people and events. Aspects of the country - things that are 'not like at home' - start to get to you. You perceive
these things to be so much worse than at home - and you can't seem to understand why things are not done the way
they are back home. After all, the way you are used to seems so much more sensible, so much more efficient, so
much more pleasant. You start to resent the country for not being like home; for annoying you with its
inconveniences, its difficult people. You even start hating the place where you live.

All this leads you to start to feel lost. There feels like there is nothing to hold on to - no familiar places, rituals,
sayings. You can start to feel lonely.

And when you start to feel isolated and lonely, it can get even worse. You lose confidence in your ability to cope -
things start to get difficult in your everyday life at work. Your ability to function is reduced -  you're too busy stressing
about the culture that you can't concentrate on the task in hand. Tasks that were easy back home are enormously
difficult. You can no longer take things for granted.

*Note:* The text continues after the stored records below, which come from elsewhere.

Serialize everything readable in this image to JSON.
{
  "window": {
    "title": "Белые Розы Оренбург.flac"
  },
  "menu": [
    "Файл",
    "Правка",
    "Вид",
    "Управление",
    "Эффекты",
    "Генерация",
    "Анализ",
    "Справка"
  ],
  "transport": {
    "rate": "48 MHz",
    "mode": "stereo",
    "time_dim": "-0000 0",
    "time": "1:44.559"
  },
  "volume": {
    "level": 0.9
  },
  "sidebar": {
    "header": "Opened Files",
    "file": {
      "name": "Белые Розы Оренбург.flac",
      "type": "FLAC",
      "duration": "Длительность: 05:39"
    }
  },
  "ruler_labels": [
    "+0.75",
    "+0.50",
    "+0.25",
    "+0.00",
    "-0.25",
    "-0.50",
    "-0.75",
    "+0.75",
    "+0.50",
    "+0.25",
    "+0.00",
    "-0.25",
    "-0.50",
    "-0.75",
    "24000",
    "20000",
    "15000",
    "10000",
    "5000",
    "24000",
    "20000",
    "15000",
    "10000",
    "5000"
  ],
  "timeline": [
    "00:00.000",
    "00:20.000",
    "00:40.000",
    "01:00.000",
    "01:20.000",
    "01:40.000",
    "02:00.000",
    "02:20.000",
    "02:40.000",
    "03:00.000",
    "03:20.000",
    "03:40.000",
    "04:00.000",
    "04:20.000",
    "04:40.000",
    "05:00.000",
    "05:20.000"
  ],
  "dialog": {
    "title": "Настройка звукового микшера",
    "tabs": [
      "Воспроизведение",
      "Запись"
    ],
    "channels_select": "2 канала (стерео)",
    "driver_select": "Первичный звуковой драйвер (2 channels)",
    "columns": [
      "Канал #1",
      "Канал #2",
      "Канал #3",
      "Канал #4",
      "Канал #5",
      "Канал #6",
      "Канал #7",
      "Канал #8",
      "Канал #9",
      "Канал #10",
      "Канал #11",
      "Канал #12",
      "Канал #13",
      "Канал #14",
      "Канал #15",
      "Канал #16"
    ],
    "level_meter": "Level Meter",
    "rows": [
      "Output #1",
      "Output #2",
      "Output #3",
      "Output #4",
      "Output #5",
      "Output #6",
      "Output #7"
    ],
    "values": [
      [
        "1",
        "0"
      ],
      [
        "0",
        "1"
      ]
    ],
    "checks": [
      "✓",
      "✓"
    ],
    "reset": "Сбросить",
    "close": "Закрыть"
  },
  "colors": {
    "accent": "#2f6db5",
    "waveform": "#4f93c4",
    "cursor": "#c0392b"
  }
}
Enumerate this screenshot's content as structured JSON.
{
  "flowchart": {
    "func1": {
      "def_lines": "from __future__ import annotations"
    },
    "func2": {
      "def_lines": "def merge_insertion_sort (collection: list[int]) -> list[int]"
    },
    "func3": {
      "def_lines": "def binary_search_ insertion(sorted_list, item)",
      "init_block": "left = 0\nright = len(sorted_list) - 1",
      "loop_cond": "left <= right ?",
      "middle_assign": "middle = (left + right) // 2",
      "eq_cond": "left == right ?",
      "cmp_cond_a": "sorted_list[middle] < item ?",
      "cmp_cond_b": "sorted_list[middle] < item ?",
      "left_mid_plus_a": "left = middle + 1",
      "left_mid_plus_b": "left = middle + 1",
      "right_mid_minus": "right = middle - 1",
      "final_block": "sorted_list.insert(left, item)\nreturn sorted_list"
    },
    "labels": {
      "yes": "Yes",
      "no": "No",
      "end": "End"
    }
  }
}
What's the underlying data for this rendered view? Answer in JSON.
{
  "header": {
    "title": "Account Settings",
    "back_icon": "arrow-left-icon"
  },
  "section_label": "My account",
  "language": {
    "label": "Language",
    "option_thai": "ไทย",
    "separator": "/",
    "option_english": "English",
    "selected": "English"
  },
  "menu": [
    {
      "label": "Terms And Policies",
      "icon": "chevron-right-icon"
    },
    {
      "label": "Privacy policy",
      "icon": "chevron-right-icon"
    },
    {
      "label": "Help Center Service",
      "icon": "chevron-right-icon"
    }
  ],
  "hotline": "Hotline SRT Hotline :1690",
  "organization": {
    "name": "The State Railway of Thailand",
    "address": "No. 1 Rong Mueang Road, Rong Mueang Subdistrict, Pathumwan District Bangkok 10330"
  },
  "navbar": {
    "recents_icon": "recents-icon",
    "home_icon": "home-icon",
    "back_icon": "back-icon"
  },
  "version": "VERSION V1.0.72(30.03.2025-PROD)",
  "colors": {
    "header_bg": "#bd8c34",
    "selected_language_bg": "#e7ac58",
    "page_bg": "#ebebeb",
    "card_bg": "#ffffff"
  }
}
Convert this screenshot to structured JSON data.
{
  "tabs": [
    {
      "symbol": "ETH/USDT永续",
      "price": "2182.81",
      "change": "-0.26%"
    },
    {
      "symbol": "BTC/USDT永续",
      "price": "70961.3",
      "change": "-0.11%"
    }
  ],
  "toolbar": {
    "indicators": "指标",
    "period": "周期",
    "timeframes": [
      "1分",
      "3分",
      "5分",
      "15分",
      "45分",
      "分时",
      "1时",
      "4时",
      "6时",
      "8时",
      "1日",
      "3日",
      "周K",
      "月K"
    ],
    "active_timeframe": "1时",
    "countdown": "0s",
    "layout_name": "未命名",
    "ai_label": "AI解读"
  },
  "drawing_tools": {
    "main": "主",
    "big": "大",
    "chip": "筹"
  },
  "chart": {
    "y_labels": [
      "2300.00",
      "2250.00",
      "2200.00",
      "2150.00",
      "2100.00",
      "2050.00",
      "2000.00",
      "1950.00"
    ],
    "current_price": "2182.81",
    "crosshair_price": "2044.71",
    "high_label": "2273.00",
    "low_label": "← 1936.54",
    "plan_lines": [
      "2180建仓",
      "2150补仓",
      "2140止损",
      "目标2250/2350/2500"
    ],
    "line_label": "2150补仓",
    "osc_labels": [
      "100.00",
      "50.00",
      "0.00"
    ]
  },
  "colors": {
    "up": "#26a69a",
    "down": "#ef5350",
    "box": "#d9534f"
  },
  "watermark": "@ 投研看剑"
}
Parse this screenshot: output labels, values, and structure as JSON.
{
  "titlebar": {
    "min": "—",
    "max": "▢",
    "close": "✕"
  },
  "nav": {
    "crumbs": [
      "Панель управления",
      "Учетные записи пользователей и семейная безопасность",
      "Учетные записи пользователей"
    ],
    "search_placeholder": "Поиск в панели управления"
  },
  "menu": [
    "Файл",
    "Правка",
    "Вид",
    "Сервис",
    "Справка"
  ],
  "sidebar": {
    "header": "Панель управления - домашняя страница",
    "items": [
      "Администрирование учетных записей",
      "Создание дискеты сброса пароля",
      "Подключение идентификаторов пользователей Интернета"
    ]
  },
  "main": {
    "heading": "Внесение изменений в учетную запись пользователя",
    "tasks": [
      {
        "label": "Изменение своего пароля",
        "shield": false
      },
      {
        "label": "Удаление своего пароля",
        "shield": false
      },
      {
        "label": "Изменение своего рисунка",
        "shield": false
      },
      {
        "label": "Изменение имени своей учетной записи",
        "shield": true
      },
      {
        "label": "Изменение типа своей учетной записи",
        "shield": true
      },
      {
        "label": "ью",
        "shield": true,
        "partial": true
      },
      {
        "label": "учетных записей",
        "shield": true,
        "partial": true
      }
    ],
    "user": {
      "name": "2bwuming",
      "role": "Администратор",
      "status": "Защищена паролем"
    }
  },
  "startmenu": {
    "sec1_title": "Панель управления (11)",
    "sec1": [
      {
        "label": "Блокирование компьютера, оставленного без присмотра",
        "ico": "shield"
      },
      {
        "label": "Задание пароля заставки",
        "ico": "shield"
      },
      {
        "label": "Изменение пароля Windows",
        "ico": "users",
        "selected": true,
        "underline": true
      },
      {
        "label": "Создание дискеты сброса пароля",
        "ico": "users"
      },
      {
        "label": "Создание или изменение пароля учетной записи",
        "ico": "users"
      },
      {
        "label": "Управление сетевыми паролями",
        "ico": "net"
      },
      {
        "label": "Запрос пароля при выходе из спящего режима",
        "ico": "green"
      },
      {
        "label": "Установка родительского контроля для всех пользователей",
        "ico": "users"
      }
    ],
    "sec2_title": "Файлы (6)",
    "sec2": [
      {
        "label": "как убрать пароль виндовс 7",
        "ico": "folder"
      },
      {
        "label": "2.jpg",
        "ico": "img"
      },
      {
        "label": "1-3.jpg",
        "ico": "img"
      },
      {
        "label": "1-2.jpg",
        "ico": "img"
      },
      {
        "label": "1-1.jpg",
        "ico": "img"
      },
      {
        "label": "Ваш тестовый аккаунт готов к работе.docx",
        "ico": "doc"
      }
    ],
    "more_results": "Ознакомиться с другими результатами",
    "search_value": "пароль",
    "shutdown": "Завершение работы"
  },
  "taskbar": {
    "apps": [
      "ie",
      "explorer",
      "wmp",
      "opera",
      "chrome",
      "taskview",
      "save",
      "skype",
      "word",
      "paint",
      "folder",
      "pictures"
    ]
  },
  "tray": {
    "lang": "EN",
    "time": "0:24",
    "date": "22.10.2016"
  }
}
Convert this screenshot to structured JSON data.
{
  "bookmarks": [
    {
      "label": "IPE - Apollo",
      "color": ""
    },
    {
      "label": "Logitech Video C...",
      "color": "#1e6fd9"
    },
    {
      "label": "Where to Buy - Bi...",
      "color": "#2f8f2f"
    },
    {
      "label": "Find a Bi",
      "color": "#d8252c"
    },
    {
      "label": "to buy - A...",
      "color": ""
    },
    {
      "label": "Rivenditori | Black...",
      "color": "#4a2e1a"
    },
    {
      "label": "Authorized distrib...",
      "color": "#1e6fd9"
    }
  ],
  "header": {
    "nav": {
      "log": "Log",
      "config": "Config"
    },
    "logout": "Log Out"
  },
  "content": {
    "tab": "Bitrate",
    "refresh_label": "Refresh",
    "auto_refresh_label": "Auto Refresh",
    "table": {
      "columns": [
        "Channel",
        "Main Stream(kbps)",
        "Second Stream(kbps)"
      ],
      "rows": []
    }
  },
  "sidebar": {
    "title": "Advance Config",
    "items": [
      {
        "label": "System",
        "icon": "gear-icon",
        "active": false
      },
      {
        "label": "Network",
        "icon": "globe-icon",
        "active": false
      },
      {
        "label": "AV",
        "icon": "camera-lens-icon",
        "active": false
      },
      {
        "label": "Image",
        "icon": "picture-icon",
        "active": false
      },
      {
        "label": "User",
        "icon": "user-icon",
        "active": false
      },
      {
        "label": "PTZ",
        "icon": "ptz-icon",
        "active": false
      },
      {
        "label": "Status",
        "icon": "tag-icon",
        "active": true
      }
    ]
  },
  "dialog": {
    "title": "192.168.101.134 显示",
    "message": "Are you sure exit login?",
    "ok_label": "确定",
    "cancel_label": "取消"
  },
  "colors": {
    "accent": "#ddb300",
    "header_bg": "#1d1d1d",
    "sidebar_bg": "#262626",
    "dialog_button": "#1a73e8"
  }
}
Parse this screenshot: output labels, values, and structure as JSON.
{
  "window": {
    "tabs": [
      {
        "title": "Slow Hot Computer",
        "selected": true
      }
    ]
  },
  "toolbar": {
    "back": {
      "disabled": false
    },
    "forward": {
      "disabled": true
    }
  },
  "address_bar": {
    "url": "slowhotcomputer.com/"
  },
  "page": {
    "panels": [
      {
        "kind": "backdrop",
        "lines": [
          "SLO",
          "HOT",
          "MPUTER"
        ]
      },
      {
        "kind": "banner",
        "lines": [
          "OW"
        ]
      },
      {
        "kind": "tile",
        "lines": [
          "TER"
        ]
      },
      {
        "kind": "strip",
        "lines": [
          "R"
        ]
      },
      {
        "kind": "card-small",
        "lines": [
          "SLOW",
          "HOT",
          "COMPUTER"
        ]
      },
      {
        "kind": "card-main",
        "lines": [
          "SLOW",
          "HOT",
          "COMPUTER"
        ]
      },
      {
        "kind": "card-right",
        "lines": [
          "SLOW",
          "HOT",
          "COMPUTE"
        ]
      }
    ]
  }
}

The point is: if you stay in this state, you will be unhappy. You might end up throwing the towel and going back
home. Indeed, culture shock is one of the main reasons that people stop living abroad.

But luckily there is a way to fit it and succeed abroad.

I'm not going to tell you that getting over culture shock is easy. But here are perhaps the three most useful ways to
put an end to culture shock - and perhaps nip it in the bud before it starts.

First - research. It goes without saying that it helps to know what you are getting into before you get into it. If you are
expecting the country and its people to be a particular way, you won't be shocked when you get there. So research
as many aspects about the country and the people as you can. Luckily, there are many resources out there to help
you in the form of websites  and books.

Next - accept that people won't be the same as you. It  seems simple, but by making this paradigm shift, the shock
doesn't seem so, well...shocking.
If you are expecting someone to behave towards you as you would back home, you'll be shocked and upset when
they fail to do so. But if you expect absolutely anything to happen - and you accept it - you can't be as shocked.  So
instead of comparing their behaviour to that you would expect back home - and comparing it unfavourably - just say
to yourself that it is different. Not worse, not better - just different.  Now, you don't necessarily have to agree with this
way of behaving - but it won't get to you quite as much as it did before.

Finally - get out there and get yourself muddy. It's easy to give into the urge when culture shock sets in of staying at
home and locking yourself away from the outside world. But this is the worst thing you can do. You must go out there
and confront it, go and keep yourself busy and start meeting people. Not only will that take your mind off the shock
you are feeling, but it will also bring you close to ways of understanding the culture. The more you are exposed to it,
the more you will see how normal (in that particular country) that behaviour is, so the more you will accept it.  And if
you are able to meet other people - particularly expats - they will be able to share your frustration...but also help you
find a way through it.

Simon Payn
Cretan donkey